START RECORDS FOR THE TASK
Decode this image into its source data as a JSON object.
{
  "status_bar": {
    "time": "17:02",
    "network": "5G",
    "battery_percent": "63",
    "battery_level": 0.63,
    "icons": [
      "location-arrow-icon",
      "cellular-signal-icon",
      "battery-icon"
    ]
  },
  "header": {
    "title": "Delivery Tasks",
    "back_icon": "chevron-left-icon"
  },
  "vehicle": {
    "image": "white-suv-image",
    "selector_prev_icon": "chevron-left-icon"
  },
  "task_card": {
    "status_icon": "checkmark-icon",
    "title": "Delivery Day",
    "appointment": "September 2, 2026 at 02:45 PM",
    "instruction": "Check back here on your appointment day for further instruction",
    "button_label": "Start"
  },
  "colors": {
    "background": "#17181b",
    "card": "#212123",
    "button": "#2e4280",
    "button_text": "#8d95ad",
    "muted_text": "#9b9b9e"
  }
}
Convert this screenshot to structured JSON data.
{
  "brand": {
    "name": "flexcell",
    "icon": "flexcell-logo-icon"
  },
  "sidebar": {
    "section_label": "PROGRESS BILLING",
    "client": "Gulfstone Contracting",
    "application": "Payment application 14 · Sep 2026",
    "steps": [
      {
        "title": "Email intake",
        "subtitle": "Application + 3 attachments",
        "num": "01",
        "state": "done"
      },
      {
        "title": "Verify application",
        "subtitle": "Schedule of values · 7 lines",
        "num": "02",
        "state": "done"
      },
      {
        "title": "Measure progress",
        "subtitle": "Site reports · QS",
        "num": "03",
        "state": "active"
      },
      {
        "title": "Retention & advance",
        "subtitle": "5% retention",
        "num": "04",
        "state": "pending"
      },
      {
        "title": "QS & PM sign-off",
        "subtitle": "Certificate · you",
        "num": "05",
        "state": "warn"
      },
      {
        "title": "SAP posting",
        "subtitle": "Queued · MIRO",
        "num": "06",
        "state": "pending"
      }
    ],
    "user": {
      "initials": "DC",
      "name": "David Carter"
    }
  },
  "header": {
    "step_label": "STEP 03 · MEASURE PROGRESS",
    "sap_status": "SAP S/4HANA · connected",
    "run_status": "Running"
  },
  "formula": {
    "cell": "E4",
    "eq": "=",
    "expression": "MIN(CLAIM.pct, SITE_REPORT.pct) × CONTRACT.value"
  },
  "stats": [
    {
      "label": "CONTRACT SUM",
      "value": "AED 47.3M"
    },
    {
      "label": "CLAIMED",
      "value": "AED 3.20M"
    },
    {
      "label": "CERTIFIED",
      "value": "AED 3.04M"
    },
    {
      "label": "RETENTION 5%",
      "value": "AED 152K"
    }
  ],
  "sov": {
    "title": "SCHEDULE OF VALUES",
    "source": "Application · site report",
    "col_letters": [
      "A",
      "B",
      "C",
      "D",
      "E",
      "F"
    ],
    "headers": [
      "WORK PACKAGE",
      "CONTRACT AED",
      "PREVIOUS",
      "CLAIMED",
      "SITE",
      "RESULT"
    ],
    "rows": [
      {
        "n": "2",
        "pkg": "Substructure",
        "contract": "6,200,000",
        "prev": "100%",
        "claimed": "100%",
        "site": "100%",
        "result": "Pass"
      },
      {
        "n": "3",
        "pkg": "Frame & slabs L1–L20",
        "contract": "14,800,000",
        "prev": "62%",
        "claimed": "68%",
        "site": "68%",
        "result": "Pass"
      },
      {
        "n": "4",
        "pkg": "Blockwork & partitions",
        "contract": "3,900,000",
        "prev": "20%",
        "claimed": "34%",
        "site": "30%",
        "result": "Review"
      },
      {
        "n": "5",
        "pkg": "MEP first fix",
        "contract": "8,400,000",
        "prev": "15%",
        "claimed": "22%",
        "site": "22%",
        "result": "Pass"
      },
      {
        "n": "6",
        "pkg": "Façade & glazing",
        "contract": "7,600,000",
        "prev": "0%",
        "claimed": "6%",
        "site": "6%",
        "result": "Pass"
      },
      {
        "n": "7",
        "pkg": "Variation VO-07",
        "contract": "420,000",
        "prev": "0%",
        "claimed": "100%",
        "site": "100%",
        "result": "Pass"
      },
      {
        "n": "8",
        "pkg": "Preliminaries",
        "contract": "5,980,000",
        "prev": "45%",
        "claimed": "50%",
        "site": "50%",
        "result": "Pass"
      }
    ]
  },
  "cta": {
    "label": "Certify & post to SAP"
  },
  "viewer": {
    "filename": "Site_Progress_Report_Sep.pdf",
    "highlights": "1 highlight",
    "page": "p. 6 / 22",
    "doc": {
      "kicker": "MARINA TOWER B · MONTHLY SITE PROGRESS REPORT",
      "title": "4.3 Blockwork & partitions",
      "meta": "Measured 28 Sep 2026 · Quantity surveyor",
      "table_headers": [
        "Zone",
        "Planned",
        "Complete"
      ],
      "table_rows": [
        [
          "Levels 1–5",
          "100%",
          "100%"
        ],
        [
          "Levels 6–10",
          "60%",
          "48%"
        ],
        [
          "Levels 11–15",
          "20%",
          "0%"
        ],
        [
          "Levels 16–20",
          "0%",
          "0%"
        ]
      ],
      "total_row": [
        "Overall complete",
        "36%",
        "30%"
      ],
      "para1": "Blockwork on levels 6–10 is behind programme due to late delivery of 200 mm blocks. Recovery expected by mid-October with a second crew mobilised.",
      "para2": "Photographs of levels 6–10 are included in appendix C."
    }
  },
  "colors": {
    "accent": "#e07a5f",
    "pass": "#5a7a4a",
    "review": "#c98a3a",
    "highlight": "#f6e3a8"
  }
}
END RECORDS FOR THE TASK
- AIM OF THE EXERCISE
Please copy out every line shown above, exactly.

- RESULT
Decode this image into its source data as a JSON object.
{
  "status_bar": {
    "time": "17:02",
    "network": "5G",
    "battery_percent": "63",
    "battery_level": 0.63,
    "icons": [
      "location-arrow-icon",
      "cellular-signal-icon",
      "battery-icon"
    ]
  },
  "header": {
    "title": "Delivery Tasks",
    "back_icon": "chevron-left-icon"
  },
  "vehicle": {
    "image": "white-suv-image",
    "selector_prev_icon": "chevron-left-icon"
  },
  "task_card": {
    "status_icon": "checkmark-icon",
    "title": "Delivery Day",
    "appointment": "September 2, 2026 at 02:45 PM",
    "instruction": "Check back here on your appointment day for further instruction",
    "button_label": "Start"
  },
  "colors": {
    "background": "#17181b",
    "card": "#212123",
    "button": "#2e4280",
    "button_text": "#8d95ad",
    "muted_text": "#9b9b9e"
  }
}
Convert this screenshot to structured JSON data.
{
  "brand": {
    "name": "flexcell",
    "icon": "flexcell-logo-icon"
  },
  "sidebar": {
    "section_label": "PROGRESS BILLING",
    "client": "Gulfstone Contracting",
    "application": "Payment application 14 · Sep 2026",
    "steps": [
      {
        "title": "Email intake",
        "subtitle": "Application + 3 attachments",
        "num": "01",
        "state": "done"
      },
      {
        "title": "Verify application",
        "subtitle": "Schedule of values · 7 lines",
        "num": "02",
        "state": "done"
      },
      {
        "title": "Measure progress",
        "subtitle": "Site reports · QS",
        "num": "03",
        "state": "active"
      },
      {
        "title": "Retention & advance",
        "subtitle": "5% retention",
        "num": "04",
        "state": "pending"
      },
      {
        "title": "QS & PM sign-off",
        "subtitle": "Certificate · you",
        "num": "05",
        "state": "warn"
      },
      {
        "title": "SAP posting",
        "subtitle": "Queued · MIRO",
        "num": "06",
        "state": "pending"
      }
    ],
    "user": {
      "initials": "DC",
      "name": "David Carter"
    }
  },
  "header": {
    "step_label": "STEP 03 · MEASURE PROGRESS",
    "sap_status": "SAP S/4HANA · connected",
    "run_status": "Running"
  },
  "formula": {
    "cell": "E4",
    "eq": "=",
    "expression": "MIN(CLAIM.pct, SITE_REPORT.pct) × CONTRACT.value"
  },
  "stats": [
    {
      "label": "CONTRACT SUM",
      "value": "AED 47.3M"
    },
    {
      "label": "CLAIMED",
      "value": "AED 3.20M"
    },
    {
      "label": "CERTIFIED",
      "value": "AED 3.04M"
    },
    {
      "label": "RETENTION 5%",
      "value": "AED 152K"
    }
  ],
  "sov": {
    "title": "SCHEDULE OF VALUES",
    "source": "Application · site report",
    "col_letters": [
      "A",
      "B",
      "C",
      "D",
      "E",
      "F"
    ],
    "headers": [
      "WORK PACKAGE",
      "CONTRACT AED",
      "PREVIOUS",
      "CLAIMED",
      "SITE",
      "RESULT"
    ],
    "rows": [
      {
        "n": "2",
        "pkg": "Substructure",
        "contract": "6,200,000",
        "prev": "100%",
        "claimed": "100%",
        "site": "100%",
        "result": "Pass"
      },
      {
        "n": "3",
        "pkg": "Frame & slabs L1–L20",
        "contract": "14,800,000",
        "prev": "62%",
        "claimed": "68%",
        "site": "68%",
        "result": "Pass"
      },
      {
        "n": "4",
        "pkg": "Blockwork & partitions",
        "contract": "3,900,000",
        "prev": "20%",
        "claimed": "34%",
        "site": "30%",
        "result": "Review"
      },
      {
        "n": "5",
        "pkg": "MEP first fix",
        "contract": "8,400,000",
        "prev": "15%",
        "claimed": "22%",
        "site": "22%",
        "result": "Pass"
      },
      {
        "n": "6",
        "pkg": "Façade & glazing",
        "contract": "7,600,000",
        "prev": "0%",
        "claimed": "6%",
        "site": "6%",
        "result": "Pass"
      },
      {
        "n": "7",
        "pkg": "Variation VO-07",
        "contract": "420,000",
        "prev": "0%",
        "claimed": "100%",
        "site": "100%",
        "result": "Pass"
      },
      {
        "n": "8",
        "pkg": "Preliminaries",
        "contract": "5,980,000",
        "prev": "45%",
        "claimed": "50%",
        "site": "50%",
        "result": "Pass"
      }
    ]
  },
  "cta": {
    "label": "Certify & post to SAP"
  },
  "viewer": {
    "filename": "Site_Progress_Report_Sep.pdf",
    "highlights": "1 highlight",
    "page": "p. 6 / 22",
    "doc": {
      "kicker": "MARINA TOWER B · MONTHLY SITE PROGRESS REPORT",
      "title": "4.3 Blockwork & partitions",
      "meta": "Measured 28 Sep 2026 · Quantity surveyor",
      "table_headers": [
        "Zone",
        "Planned",
        "Complete"
      ],
      "table_rows": [
        [
          "Levels 1–5",
          "100%",
          "100%"
        ],
        [
          "Levels 6–10",
          "60%",
          "48%"
        ],
        [
          "Levels 11–15",
          "20%",
          "0%"
        ],
        [
          "Levels 16–20",
          "0%",
          "0%"
        ]
      ],
      "total_row": [
        "Overall complete",
        "36%",
        "30%"
      ],
      "para1": "Blockwork on levels 6–10 is behind programme due to late delivery of 200 mm blocks. Recovery expected by mid-October with a second crew mobilised.",
      "para2": "Photographs of levels 6–10 are included in appendix C."
    }
  },
  "colors": {
    "accent": "#e07a5f",
    "pass": "#5a7a4a",
    "review": "#c98a3a",
    "highlight": "#f6e3a8"
  }
}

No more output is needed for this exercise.